Monday, May 21, 2018

Results Based Accountability

Several weeks ago I experienced a great training with a fantastic facilitator that turned my world around and provided me with the right tools needed to help organizations be successful and participate at the same time. The training was called Results Based Accountability or RBA. Over the years I heard colleagues refer to RBA in their presentations but I had no idea what it meant and nor did the community leaders sitting in the room, but we pretended to know. Results Based Accountability is a disciplined way of thinking and taking action used by communities to improve the community as a whole. RBA is also used by agencies to improve the performance of their programs.

So what's so important about Results Based Accountability? It's actually something that many of us do naturally without even thinking about it. RBA starts with ends or projected outcomes and works backward, step by step, towards means, according to Deitre Epps, Partner and Senior Consultant with Clear Impact.
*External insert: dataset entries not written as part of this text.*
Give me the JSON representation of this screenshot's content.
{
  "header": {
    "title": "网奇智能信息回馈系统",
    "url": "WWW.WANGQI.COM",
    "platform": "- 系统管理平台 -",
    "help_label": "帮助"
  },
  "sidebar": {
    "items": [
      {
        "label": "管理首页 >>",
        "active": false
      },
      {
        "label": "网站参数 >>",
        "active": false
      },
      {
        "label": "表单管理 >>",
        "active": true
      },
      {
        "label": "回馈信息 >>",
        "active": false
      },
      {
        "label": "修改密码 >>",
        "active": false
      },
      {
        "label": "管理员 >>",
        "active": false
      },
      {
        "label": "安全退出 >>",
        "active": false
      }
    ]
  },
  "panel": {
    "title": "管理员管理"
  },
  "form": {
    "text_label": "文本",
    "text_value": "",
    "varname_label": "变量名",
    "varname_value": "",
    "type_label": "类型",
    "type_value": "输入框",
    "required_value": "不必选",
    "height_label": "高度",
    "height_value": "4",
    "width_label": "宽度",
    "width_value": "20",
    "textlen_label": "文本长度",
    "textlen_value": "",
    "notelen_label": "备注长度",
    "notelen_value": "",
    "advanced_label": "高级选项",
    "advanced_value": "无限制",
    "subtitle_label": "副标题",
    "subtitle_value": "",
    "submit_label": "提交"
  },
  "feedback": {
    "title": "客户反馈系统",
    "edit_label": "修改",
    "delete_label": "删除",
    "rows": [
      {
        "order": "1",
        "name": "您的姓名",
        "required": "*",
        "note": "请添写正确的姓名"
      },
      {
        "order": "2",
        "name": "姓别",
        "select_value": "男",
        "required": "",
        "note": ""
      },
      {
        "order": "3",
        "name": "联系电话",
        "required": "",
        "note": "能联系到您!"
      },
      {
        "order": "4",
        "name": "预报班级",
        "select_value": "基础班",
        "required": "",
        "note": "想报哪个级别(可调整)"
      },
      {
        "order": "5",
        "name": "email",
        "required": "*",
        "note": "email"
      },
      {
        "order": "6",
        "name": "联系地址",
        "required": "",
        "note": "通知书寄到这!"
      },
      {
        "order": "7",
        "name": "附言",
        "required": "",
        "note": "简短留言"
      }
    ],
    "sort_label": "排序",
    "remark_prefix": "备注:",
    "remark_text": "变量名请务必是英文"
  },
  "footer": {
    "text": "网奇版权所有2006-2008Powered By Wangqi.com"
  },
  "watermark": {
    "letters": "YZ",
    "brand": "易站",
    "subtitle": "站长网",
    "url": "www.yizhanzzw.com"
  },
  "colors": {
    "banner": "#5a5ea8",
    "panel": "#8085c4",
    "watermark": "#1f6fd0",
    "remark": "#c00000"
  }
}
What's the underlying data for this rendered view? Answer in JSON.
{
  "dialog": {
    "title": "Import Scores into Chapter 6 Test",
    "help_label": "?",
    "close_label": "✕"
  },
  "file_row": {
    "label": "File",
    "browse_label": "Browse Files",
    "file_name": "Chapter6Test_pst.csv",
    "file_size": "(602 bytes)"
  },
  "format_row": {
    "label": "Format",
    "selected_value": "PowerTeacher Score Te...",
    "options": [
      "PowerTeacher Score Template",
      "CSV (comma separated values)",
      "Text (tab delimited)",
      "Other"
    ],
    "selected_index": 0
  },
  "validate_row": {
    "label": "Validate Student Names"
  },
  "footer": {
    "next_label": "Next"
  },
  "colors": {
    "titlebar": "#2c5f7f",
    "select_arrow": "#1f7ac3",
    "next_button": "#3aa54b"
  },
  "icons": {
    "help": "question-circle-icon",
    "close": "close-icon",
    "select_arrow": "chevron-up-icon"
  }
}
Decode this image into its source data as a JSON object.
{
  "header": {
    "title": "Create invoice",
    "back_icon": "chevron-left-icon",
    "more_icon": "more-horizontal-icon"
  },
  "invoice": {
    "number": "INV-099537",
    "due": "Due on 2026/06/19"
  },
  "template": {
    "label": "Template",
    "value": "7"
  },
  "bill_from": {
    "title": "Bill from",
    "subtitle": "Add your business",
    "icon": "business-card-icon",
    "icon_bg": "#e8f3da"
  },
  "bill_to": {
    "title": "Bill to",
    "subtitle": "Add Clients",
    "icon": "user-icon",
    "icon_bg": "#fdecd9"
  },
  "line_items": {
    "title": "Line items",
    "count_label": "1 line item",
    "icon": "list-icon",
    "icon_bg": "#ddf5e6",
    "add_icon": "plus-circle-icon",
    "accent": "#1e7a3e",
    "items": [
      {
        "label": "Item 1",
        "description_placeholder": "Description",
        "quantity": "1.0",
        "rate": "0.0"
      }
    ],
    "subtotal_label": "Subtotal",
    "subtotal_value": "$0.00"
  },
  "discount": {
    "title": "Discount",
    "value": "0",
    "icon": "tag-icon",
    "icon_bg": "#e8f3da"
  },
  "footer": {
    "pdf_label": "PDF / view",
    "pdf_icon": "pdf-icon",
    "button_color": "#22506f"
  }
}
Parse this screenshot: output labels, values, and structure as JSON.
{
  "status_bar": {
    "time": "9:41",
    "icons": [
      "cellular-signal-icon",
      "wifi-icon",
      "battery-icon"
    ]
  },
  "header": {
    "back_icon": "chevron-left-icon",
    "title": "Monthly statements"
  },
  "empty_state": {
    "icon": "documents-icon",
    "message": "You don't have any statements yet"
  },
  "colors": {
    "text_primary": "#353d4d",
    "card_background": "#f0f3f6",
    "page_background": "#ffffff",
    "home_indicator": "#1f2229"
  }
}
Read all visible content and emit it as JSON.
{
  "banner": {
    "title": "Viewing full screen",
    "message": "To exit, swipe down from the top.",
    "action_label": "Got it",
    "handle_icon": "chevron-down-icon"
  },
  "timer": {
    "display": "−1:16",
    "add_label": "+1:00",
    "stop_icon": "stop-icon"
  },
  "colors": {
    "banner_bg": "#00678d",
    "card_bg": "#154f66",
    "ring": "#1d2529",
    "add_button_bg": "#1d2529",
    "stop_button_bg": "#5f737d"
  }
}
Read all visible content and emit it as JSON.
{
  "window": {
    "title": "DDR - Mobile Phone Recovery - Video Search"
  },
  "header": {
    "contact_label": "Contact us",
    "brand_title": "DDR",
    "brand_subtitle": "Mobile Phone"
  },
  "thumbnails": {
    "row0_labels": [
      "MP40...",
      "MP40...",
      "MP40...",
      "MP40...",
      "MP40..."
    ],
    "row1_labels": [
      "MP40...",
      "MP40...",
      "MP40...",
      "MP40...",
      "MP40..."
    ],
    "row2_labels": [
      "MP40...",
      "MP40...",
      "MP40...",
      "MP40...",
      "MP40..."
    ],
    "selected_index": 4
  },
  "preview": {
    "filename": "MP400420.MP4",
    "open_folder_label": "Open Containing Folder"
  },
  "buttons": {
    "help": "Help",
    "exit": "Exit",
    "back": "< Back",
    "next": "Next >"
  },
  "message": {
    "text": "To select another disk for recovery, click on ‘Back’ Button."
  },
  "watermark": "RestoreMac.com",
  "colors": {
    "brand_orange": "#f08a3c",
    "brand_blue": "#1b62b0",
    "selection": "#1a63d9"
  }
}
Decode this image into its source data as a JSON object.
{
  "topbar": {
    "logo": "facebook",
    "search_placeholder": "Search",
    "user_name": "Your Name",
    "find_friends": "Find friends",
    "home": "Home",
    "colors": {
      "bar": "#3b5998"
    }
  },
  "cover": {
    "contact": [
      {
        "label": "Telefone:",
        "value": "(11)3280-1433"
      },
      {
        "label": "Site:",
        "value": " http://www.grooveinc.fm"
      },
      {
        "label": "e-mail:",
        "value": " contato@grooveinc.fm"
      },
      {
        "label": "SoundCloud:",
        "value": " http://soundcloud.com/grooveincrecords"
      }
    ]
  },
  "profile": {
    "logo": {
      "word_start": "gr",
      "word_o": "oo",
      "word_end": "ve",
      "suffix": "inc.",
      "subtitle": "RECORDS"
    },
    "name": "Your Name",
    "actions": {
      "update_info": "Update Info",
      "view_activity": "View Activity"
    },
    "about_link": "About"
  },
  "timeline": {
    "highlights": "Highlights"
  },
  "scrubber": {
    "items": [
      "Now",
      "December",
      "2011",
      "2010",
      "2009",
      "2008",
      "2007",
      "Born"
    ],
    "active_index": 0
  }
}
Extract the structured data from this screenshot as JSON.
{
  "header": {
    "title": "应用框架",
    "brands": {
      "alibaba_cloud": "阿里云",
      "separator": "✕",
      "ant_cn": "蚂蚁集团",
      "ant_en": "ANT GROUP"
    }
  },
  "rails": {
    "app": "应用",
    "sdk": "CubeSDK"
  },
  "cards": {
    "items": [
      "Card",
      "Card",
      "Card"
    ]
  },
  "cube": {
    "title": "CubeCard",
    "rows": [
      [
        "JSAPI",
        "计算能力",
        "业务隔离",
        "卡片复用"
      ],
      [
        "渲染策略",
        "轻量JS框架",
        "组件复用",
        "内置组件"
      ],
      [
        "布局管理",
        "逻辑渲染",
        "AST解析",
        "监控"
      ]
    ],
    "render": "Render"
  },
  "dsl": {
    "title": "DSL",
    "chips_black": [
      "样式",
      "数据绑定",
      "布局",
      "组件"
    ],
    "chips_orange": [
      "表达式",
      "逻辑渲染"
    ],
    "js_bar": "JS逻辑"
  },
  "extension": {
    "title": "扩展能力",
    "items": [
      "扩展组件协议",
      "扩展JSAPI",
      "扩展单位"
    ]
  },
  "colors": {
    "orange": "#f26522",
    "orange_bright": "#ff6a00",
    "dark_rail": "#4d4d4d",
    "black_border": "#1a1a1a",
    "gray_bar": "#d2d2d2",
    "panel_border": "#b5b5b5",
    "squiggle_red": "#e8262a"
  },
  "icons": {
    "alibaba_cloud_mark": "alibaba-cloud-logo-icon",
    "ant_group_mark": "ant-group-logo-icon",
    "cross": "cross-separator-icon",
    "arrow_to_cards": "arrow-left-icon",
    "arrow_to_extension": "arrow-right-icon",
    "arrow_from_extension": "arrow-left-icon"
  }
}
For communities, the ends are conditions of well-being for children, families or the community as a whole. Examples that Epps shared with us included: Residents with good jobs, children ready for school, healthy communities, or having a safe and clean neighborhood. For many community programs, the outcome or the end is how better off it is when the program works the way it should.

I fell in love instantly with the teachings of Results Based Accountability because:
  • It moves from talking to action very quickly.
  • It's an easy and common sense process that most people can understand.
  • It drives groups to participate and challenge assumptions that can be barriers to improving circumstances or conditions.
  • It builds strong collaboration and consensus among team or community members.
  • It uses data and transparency to ensure accountability for the overall community and the performance of programs.
In the beginning, I struggled with changing my way of thinking. I was familiar with the methods but it took me a bit to grab hold of the terminology that was foreign to me. The facilitator never gave up on me or any of the others in the room. Her support was a great value to each of us. Her discussion of the Results Based Accountability "Turn the Curve" template pulled us into the process with eyes wide open with excitement.

The Turn Curve Template is an overview of the step by step RBA turns the curve decision-making process. The following are 6 steps from the template to help turn the curve:
  • What is the end? 
    • Choose a result and an indicator or a performance measure
  • How are we doing?
  • What is the story behind the curve of the baseline?
    • Briefly explain the story behind the baseline: the factors (positive & negative, internal and external) that are most strongly influencing the curve of the baseline.
  • Who are partners who have a role to play in turning the curve?
    • Identify partners who may have a role to play in turning the curve of the baseline.
  • What works to turn the curve?
    • Determine what would work to turn the curve of the baseline. Include no cost or low-cost strategies.
  • What do we propose to do to turn the curve?
    • Determine what you and your partners propose to do to turn the curve of the baseline.
What Are BaselinesA baseline is a multi-year display of data with two parts: a historical part which shows where we’ve been, and a forecast part that shows where we are headed if we stay on our current course. Baselines allow us to define success as doing better than the baseline or “turning the curve.” Adding a comparison baseline from a different location or program can also be helpful in creating your baseline.

My first question was, What is an Indicator? An indicator is a specific, observable and measurable characteristic that can be used to show changes or progress a program is making toward achieving a specific outcome or end. There should be at least one indicator for each outcome. You probably know my second question, what is a Performance Measure? A good performance measure gives you and your staff the ability to make changes and see whether those changes improve the agency/division/program's performance, that is, its ability to improve customers/clients' quality of life.
Performance Accountability
For programs and organizations, the performance measures focus on whether customers are better off as a result of your services.  These performance measures also look at the quality and efficiency of these services.  RBA asks three simple questions to get at the most important performance measures:
  • How much did we do?
  • How well did we do it?
  • Is anyone any better off?

Organizations and programs can only be held accountable for the customers they serve.  RBA helps organizations identify the role they play in community-wide impact by identifying specific customers who benefit from the services the organization provides.

Tell me, have I peaked your interest yet? Trust me, this was the best training I have encountered in many, many years and I praise Deitre Epps of Clear Impact. Check her out and their web page today and attend the next Clear Impact training. You will love the results.
To download a free Results Based Accountability Guide e-book to learn how this framework can help you in your work, click the link.